═════ DATASET

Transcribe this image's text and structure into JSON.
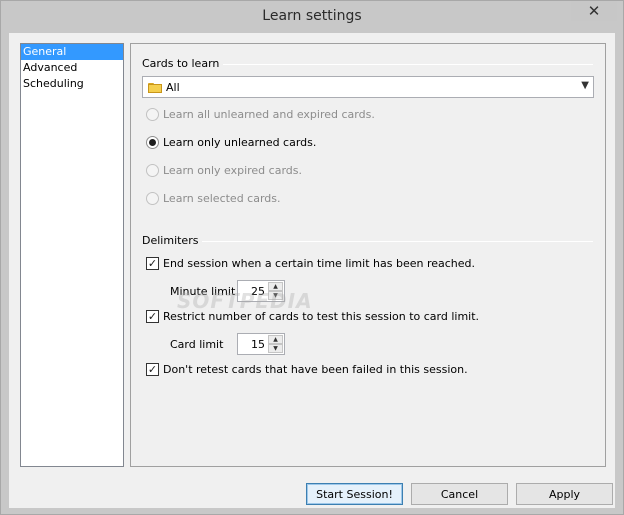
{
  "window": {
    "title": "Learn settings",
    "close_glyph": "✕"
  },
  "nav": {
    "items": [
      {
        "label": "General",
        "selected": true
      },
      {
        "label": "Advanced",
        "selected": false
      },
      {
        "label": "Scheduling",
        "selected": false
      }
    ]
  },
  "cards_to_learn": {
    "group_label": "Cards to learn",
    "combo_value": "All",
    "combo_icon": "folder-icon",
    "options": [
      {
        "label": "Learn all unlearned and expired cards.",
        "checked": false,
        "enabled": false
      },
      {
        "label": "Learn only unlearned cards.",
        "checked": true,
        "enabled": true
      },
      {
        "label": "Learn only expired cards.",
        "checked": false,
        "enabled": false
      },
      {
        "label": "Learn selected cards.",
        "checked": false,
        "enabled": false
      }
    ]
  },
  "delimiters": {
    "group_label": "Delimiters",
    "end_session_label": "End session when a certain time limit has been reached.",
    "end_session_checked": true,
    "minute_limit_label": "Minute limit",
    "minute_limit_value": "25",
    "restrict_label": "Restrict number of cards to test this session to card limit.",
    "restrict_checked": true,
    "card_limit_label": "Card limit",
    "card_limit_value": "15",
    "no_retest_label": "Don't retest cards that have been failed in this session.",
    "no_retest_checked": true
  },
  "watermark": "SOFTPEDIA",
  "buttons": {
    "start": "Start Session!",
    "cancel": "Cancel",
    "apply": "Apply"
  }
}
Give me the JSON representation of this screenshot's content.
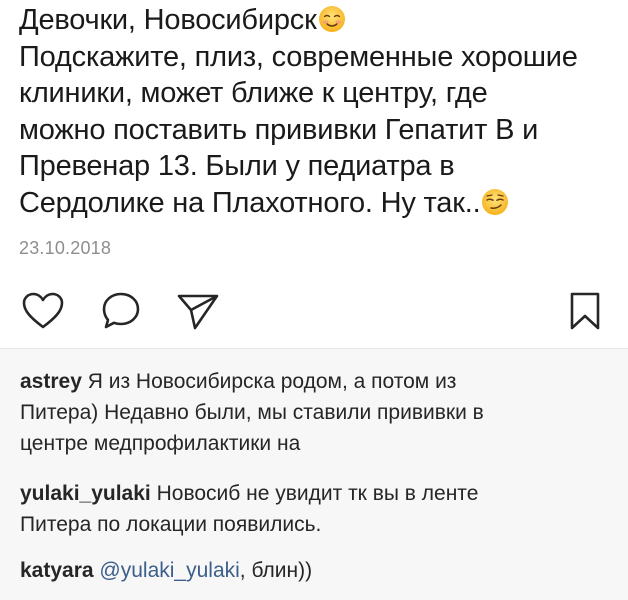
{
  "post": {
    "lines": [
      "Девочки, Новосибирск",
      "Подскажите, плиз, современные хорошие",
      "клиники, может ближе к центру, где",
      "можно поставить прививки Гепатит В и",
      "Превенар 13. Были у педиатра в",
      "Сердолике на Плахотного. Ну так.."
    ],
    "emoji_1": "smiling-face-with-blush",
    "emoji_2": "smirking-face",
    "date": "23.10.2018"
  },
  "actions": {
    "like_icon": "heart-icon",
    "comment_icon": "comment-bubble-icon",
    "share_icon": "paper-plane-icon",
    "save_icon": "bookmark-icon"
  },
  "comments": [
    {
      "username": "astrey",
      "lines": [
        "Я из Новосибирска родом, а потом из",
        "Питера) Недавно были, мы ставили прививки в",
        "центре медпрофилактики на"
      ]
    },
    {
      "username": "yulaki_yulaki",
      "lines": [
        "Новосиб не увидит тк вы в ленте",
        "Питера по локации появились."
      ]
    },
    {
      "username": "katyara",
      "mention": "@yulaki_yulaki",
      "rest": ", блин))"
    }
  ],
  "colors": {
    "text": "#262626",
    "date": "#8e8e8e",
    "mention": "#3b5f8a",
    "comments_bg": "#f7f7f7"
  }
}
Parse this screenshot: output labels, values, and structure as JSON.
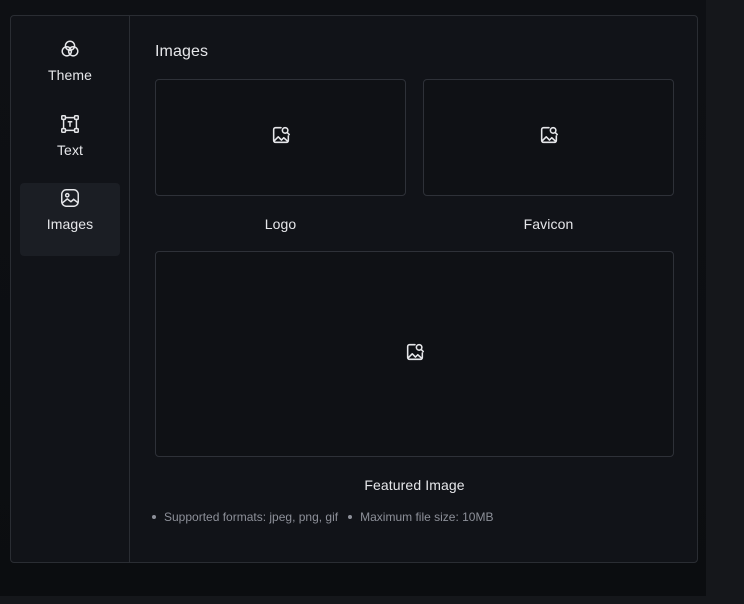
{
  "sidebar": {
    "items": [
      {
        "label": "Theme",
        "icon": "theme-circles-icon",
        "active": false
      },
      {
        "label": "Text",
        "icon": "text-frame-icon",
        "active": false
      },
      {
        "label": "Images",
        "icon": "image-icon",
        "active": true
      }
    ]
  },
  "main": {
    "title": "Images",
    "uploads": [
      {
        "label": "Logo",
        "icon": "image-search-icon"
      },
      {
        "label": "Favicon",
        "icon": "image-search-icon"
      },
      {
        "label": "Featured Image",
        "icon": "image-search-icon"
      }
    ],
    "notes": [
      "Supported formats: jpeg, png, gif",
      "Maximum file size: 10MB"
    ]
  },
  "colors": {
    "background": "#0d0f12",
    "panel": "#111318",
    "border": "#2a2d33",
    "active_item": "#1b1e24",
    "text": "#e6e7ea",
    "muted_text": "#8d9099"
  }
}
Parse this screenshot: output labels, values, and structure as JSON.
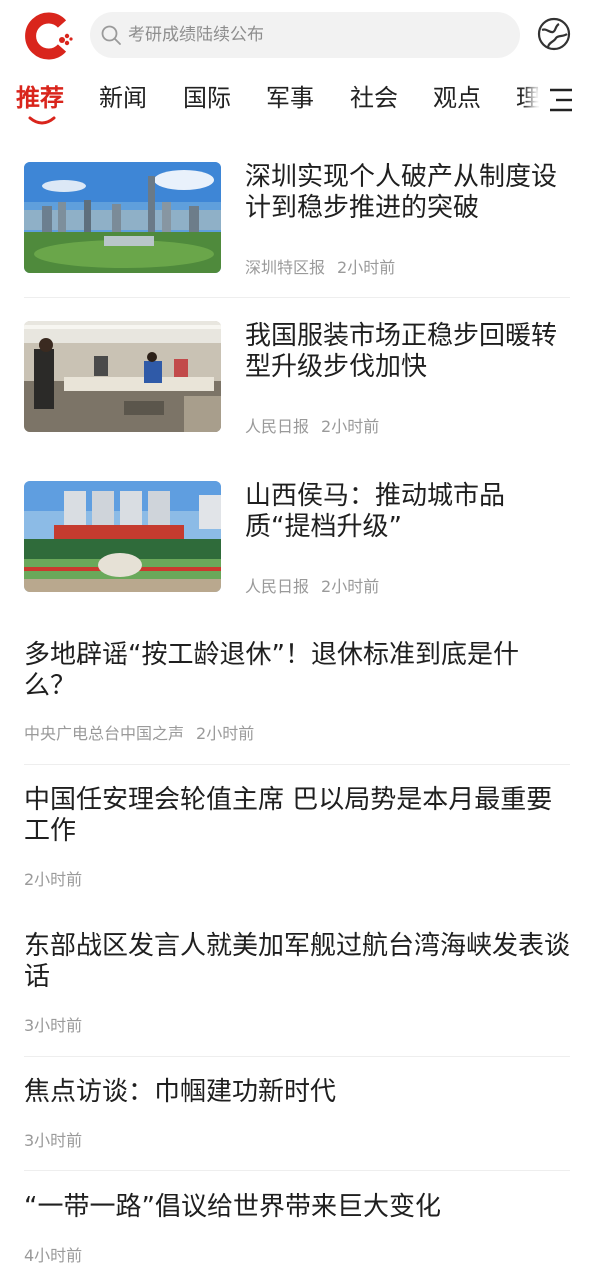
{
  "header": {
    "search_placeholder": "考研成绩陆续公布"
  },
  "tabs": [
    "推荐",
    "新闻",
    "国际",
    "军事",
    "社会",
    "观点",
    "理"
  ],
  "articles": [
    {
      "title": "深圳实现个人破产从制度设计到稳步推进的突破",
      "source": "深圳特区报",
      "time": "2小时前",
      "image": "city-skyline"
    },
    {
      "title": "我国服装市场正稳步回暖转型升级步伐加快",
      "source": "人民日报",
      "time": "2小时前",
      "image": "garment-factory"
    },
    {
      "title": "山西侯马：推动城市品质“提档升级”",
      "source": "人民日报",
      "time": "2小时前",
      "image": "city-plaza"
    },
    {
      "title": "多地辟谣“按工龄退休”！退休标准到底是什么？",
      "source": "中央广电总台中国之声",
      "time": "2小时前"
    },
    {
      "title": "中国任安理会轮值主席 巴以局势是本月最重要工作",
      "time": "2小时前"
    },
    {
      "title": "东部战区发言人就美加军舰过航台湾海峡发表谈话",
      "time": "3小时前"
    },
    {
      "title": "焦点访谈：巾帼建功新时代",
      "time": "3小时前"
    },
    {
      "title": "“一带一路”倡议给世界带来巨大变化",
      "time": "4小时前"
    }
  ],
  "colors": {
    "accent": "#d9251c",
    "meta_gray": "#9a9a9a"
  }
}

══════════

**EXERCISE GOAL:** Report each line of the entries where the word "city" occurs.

**RESULT FOR THIS EXERCISE:**
      "image": "city-skyline"
      "image": "city-plaza"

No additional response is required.